Starting at 8:30 a.m. at 1 Woodmont Court in Mantua, stop by to purchase an array of cookies for the 10th annual Cookies for Kids’ Cancer bake sale.

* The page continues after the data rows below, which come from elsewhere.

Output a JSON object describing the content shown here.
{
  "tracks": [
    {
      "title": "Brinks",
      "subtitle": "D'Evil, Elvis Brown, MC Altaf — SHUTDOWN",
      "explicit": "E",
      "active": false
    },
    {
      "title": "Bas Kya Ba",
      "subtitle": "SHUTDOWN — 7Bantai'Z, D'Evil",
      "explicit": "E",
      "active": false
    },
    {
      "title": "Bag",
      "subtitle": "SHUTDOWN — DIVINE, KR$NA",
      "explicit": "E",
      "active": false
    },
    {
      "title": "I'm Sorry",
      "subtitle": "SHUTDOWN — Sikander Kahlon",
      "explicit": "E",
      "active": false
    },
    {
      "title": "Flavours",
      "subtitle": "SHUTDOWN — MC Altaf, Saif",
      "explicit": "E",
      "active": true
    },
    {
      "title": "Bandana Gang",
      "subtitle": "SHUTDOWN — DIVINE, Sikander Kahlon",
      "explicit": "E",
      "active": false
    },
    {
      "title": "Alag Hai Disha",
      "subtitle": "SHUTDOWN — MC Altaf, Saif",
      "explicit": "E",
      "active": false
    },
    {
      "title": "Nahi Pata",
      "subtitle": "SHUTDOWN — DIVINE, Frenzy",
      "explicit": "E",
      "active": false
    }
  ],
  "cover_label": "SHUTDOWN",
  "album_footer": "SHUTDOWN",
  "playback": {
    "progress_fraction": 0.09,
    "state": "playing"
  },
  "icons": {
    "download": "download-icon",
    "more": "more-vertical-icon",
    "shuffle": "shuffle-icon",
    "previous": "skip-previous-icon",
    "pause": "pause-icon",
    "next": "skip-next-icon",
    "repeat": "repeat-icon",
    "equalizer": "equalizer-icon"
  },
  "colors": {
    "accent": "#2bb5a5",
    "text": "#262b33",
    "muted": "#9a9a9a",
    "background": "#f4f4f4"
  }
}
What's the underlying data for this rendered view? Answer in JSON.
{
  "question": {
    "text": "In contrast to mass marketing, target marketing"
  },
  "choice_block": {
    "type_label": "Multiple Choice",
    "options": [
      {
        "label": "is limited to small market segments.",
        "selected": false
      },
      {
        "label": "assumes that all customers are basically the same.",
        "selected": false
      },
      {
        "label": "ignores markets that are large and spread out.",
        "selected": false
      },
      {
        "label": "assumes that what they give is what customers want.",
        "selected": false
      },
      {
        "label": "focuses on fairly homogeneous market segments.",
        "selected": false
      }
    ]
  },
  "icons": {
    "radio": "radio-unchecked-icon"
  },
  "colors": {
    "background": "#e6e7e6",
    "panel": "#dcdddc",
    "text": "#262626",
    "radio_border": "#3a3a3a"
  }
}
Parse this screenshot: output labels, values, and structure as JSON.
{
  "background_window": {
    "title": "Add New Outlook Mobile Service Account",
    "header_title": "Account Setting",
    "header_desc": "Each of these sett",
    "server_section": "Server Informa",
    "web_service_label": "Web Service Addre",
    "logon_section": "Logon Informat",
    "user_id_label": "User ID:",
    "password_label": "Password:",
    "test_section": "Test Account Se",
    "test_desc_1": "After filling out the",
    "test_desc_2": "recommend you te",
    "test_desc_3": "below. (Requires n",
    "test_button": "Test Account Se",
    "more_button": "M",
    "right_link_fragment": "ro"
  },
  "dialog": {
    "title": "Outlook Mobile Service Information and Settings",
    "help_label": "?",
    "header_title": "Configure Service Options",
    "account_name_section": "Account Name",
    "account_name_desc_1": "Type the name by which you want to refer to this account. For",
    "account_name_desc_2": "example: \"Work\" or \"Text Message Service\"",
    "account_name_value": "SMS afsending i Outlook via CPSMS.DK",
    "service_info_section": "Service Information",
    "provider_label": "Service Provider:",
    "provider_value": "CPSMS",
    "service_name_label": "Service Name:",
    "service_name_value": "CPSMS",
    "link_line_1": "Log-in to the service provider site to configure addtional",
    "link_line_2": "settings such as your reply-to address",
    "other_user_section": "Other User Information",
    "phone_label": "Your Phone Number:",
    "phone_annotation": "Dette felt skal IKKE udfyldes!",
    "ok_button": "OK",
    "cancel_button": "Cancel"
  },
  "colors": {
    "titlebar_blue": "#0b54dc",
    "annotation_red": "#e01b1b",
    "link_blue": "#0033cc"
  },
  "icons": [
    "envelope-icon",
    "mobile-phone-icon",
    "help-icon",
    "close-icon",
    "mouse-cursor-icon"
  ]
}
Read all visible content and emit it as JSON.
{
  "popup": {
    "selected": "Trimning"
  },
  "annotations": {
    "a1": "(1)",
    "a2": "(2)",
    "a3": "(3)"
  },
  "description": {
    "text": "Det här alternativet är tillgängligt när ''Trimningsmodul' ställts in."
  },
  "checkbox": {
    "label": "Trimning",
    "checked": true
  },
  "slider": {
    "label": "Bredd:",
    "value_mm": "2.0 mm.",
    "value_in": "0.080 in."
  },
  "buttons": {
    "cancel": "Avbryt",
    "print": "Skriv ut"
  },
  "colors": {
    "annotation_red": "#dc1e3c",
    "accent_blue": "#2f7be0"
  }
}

The fundraiser runs until supplies last and baked goods can be purchased with cash or a check written to Cookies for Kids’ Cancer.
Organizer Evelyn Milavksy, who is closing out her time with the organization, said all funds generated from the bake sale with be matched by the OXO Childhood Cancer Foundation, an affiliate of Cookies for Kids’ Cancer.
Matches are coordinated through the Good Cookie Challenge, an initiative to encourage participants to generate more donations.
She added there will be cookies such as sugar, chocolate chip, double chocolate, among others, as well as brownies, Rice Krispies treats, cakes and other baked items for sale.
“My favorite [type of cookie] is probably sugar because they’re so simple and under-appreciated and overshadowed by chocolate chip,” Milavsky said.
Cookies for Kids’ Cancer started in 2008 after Larry and Gretchen Witt learned of the cancer diagnosis of their son Liam. In response, they sold 96,000 cookies to offset Liam’s medical expenses.
The National Cancer Institute estimates there will be 11,060 new cases of cancer in children from birth to 14 years old this year. The institute also said pediatric cancer is the leading cause of death from disease in children.
“I’m fortunate that I didn’t have to go through that as a kid,” Milavsky said. “The goal is to create a world where no kid has to experience getting their childhood taken away from that fight and give other kids an opportunity to be a kid.”
The 16-year-old said she started doing the fundraisers 10 years ago after receiving cooking lessons from her mom and wanting to use them to give back to other people.
With this year being her last year to participate in the bake sale, Milavsky said it’s “sad” to end her term, but it’s needed as her bake sale continues to grow each year and she’s nearing college.
“[The organization] symbolizes a lot of hope and progress in our society,” she said. “They’ve been able to raise money for clinical trials and you can see what their work – and my work – has done for kids all over the world.”
According to its website, Cookies for Kids’ Cancer has raised more than $15 million, funding 100 pediatric cancer research grants, which funded 37 new treatments in clinical trials, since 2008.
To make a digital donation to Milavksy’s fundraiser, visit www.CookiesForKidsCancer.org/Fundraiser/Mantua10. To start a bake sale or a fundraising event for the organization, visit its website and click “Get Started.”
“The main thing is to promote our hopeful message in creating a better life for the kids diagnosed with pediatric cancer every year,” she said.